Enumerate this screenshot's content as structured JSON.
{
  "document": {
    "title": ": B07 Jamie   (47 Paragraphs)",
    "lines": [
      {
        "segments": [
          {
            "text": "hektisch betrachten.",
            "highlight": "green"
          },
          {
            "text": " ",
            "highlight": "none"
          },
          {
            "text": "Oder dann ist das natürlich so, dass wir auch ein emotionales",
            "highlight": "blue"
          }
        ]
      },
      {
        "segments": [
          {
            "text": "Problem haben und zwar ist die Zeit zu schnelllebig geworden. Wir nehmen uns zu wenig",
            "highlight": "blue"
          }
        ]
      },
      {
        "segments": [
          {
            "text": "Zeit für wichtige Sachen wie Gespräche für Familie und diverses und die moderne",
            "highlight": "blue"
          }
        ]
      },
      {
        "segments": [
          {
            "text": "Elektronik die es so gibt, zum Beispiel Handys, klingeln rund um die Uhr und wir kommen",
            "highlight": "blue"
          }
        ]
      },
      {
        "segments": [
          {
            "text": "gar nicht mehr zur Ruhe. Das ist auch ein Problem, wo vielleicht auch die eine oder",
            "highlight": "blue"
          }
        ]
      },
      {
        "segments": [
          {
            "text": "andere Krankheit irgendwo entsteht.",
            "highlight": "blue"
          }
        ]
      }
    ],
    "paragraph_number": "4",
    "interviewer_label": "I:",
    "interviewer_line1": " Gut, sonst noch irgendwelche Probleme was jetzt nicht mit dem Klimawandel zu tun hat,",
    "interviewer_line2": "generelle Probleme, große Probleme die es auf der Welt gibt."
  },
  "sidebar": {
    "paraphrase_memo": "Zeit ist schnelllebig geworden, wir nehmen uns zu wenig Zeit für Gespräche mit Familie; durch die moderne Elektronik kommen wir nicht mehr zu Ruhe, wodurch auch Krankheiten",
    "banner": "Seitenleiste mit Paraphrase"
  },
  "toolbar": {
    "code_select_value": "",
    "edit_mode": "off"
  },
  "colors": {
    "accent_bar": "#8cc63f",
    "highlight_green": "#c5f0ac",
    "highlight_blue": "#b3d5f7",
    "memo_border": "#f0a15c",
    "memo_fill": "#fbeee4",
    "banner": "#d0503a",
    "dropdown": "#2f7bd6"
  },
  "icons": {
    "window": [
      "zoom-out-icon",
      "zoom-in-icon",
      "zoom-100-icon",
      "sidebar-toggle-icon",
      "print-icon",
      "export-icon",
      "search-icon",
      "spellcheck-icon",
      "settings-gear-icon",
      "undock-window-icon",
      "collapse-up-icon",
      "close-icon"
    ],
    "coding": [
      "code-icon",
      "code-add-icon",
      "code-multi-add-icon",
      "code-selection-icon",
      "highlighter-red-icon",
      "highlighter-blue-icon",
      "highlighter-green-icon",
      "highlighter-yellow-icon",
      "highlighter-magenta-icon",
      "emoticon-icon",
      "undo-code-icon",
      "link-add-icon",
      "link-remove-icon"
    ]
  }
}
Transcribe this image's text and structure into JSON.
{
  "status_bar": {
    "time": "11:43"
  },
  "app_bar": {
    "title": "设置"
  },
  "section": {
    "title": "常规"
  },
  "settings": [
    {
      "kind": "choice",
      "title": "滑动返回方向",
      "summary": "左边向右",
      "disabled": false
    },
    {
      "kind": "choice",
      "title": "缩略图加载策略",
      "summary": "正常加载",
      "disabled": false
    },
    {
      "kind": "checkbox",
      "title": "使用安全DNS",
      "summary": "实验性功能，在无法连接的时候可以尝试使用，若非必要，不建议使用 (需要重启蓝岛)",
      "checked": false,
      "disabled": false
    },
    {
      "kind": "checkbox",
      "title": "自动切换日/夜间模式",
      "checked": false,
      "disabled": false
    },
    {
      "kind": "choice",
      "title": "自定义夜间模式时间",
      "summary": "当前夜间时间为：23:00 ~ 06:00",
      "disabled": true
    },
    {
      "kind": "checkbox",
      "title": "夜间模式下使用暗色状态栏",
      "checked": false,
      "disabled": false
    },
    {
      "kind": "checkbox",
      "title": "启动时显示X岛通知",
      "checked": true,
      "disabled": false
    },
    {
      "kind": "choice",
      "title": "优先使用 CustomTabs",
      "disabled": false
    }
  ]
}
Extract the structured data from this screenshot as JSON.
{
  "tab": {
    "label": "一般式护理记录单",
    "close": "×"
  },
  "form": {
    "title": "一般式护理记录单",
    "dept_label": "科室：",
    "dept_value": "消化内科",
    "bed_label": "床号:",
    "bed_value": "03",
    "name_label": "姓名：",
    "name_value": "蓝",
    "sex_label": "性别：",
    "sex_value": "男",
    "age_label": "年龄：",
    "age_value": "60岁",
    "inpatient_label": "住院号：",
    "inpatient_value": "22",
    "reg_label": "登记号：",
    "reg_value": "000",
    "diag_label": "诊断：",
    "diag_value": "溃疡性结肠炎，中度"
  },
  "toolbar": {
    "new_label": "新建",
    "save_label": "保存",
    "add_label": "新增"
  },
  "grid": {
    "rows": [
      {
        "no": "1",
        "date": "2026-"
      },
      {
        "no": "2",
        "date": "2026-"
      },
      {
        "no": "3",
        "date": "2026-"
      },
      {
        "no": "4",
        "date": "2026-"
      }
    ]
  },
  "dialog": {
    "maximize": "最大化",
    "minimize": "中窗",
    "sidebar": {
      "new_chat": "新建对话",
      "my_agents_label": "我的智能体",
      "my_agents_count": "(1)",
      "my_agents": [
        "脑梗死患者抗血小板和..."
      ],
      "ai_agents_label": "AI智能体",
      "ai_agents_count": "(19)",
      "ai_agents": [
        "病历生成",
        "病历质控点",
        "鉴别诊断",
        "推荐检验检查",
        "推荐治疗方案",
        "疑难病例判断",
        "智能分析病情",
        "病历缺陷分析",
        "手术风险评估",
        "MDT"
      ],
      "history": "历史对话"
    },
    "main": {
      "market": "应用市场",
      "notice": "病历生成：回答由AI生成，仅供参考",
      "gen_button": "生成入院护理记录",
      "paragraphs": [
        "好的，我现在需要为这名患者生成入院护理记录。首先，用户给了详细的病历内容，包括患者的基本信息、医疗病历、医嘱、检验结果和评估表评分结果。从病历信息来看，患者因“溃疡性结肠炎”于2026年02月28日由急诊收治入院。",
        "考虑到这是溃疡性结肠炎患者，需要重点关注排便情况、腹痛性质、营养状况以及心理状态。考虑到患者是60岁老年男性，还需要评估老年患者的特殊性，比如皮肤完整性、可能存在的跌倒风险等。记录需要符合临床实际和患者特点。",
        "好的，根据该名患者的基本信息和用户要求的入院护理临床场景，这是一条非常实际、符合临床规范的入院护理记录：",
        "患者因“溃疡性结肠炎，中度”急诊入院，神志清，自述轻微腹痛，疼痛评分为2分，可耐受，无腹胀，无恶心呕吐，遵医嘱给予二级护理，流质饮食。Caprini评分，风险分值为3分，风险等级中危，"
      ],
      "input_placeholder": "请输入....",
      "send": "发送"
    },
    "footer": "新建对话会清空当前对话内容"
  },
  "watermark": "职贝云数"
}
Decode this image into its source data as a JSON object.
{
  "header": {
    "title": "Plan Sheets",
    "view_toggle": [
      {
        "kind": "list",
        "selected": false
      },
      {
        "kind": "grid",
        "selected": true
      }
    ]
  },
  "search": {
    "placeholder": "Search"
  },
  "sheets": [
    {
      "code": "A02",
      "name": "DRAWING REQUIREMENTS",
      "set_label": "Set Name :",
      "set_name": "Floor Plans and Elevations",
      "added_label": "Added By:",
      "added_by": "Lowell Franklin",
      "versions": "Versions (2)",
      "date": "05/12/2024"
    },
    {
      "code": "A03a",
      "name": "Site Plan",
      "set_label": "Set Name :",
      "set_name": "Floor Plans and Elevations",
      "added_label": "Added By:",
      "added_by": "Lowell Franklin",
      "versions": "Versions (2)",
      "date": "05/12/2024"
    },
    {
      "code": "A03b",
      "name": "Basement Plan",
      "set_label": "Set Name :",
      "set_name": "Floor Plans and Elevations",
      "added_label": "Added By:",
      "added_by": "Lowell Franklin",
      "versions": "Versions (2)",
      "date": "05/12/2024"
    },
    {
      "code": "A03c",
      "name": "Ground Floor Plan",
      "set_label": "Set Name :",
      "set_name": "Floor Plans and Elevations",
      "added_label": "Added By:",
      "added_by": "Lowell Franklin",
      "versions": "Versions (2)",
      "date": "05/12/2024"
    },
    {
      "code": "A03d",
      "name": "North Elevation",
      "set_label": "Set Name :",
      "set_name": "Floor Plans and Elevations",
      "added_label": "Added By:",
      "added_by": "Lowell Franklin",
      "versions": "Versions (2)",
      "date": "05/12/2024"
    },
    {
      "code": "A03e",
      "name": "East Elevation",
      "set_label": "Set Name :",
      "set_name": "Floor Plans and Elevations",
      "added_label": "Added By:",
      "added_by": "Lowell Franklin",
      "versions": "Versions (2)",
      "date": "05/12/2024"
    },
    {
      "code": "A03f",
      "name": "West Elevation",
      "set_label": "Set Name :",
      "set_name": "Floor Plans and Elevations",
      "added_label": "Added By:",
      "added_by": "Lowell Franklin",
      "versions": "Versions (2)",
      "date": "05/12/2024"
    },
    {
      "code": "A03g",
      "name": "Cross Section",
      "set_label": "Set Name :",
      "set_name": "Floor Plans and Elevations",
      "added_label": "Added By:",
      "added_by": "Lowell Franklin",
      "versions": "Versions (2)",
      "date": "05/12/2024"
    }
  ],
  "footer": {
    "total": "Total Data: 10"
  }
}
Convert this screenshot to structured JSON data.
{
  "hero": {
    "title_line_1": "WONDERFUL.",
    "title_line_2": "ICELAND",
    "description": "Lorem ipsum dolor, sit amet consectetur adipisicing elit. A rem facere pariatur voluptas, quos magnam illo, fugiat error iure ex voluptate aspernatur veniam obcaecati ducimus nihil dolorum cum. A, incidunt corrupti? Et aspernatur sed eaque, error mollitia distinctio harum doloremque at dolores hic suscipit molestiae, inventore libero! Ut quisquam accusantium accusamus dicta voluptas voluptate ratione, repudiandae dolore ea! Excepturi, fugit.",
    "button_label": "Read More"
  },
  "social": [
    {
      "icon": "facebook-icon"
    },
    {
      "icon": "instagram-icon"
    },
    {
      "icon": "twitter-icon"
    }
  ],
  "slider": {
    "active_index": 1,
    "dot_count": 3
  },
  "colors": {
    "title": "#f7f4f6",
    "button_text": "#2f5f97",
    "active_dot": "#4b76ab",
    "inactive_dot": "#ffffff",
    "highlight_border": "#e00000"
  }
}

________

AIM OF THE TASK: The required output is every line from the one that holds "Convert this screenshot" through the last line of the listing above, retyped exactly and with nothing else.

TASK RESULT:
Convert this screenshot to structured JSON data.
{
  "hero": {
    "title_line_1": "WONDERFUL.",
    "title_line_2": "ICELAND",
    "description": "Lorem ipsum dolor, sit amet consectetur adipisicing elit. A rem facere pariatur voluptas, quos magnam illo, fugiat error iure ex voluptate aspernatur veniam obcaecati ducimus nihil dolorum cum. A, incidunt corrupti? Et aspernatur sed eaque, error mollitia distinctio harum doloremque at dolores hic suscipit molestiae, inventore libero! Ut quisquam accusantium accusamus dicta voluptas voluptate ratione, repudiandae dolore ea! Excepturi, fugit.",
    "button_label": "Read More"
  },
  "social": [
    {
      "icon": "facebook-icon"
    },
    {
      "icon": "instagram-icon"
    },
    {
      "icon": "twitter-icon"
    }
  ],
  "slider": {
    "active_index": 1,
    "dot_count": 3
  },
  "colors": {
    "title": "#f7f4f6",
    "button_text": "#2f5f97",
    "active_dot": "#4b76ab",
    "inactive_dot": "#ffffff",
    "highlight_border": "#e00000"
  }
}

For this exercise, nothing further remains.